In the records below, some lines contain "this"; state the number of such lines and nothing else.

========================================

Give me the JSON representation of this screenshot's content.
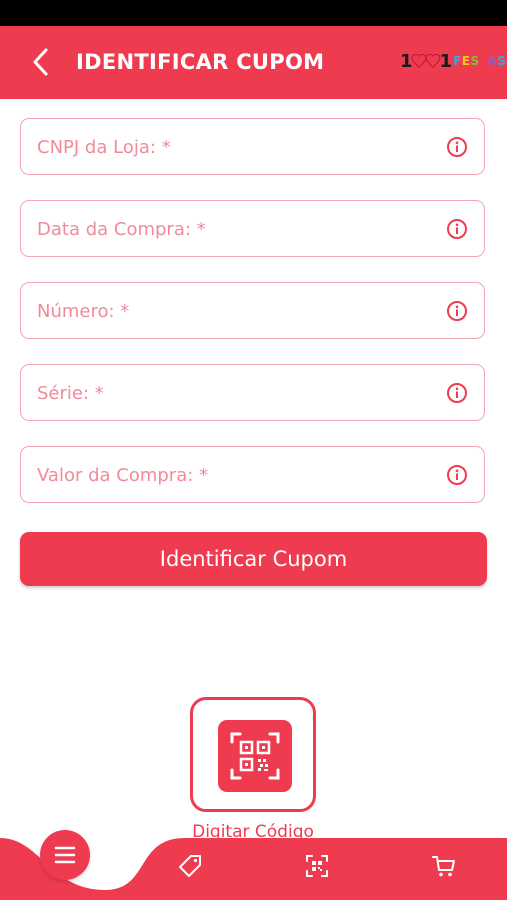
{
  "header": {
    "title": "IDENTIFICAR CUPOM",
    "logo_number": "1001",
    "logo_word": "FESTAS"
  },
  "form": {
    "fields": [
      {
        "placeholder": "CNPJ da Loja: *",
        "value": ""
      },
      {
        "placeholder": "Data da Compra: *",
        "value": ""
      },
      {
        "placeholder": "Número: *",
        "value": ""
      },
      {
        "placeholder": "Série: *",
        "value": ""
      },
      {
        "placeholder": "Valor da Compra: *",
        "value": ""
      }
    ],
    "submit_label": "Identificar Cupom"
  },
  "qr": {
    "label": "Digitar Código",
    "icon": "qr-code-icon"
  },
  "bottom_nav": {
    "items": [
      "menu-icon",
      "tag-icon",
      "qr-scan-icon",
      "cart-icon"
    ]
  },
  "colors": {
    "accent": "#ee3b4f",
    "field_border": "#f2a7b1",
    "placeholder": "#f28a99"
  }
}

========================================

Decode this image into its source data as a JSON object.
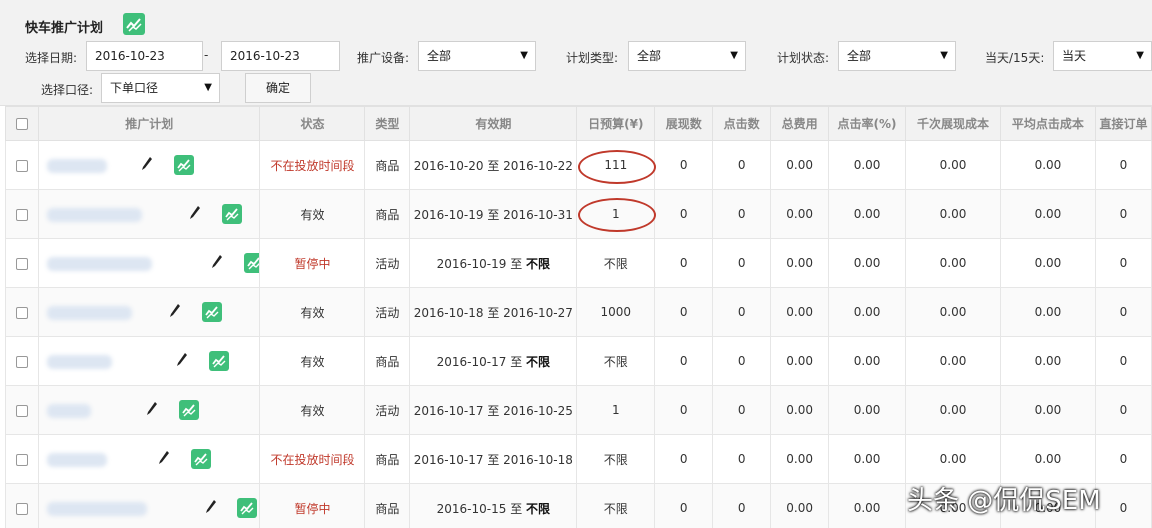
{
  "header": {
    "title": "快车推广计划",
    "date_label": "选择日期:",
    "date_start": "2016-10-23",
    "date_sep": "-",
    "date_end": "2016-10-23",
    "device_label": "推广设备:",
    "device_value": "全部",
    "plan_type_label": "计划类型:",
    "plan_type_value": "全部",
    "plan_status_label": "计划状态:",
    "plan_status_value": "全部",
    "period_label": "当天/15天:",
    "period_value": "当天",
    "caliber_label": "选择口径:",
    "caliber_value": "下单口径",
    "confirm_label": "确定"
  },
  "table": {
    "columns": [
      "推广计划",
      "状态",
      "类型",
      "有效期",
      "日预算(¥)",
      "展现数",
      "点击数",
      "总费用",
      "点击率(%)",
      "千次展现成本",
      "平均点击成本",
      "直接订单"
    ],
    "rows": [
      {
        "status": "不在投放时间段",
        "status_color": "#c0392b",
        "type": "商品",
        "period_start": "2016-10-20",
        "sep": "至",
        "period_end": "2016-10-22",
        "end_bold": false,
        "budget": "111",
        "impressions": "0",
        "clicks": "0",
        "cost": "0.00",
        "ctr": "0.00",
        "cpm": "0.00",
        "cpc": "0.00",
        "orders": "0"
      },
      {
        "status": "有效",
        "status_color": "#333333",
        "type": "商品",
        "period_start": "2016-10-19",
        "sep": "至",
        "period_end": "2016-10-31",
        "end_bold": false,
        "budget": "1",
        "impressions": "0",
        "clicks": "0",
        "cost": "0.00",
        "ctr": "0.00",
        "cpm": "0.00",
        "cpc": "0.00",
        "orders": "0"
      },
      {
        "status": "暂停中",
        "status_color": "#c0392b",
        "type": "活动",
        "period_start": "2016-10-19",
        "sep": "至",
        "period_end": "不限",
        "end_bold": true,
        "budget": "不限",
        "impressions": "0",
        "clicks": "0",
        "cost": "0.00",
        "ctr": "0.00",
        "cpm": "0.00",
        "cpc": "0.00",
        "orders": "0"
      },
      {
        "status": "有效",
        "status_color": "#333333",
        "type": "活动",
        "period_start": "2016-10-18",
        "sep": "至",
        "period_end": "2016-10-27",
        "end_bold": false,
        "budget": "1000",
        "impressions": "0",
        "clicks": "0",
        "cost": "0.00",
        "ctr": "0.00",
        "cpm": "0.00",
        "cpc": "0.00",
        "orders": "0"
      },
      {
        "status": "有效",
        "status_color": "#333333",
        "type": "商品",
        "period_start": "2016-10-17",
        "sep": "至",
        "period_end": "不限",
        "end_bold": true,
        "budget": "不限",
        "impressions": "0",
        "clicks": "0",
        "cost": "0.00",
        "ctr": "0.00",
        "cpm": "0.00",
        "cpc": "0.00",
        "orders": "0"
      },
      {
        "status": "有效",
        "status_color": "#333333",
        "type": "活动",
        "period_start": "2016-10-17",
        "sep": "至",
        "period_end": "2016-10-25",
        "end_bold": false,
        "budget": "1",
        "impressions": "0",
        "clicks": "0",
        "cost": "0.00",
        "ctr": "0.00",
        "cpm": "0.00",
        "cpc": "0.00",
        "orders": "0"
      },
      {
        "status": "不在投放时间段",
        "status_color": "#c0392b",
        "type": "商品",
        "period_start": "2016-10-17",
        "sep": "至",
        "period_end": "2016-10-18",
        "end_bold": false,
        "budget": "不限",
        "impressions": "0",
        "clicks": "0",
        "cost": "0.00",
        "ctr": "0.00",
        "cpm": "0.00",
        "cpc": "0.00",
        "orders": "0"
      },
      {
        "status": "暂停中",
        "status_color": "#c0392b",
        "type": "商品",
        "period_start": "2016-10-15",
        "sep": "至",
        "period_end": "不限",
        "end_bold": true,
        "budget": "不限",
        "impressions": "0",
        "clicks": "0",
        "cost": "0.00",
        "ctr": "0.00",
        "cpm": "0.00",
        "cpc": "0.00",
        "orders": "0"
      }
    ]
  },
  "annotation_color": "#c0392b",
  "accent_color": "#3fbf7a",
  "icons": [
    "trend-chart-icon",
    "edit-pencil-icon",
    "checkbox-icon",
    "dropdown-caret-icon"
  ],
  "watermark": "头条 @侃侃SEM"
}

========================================

- EXERCISE OUTPUT -
2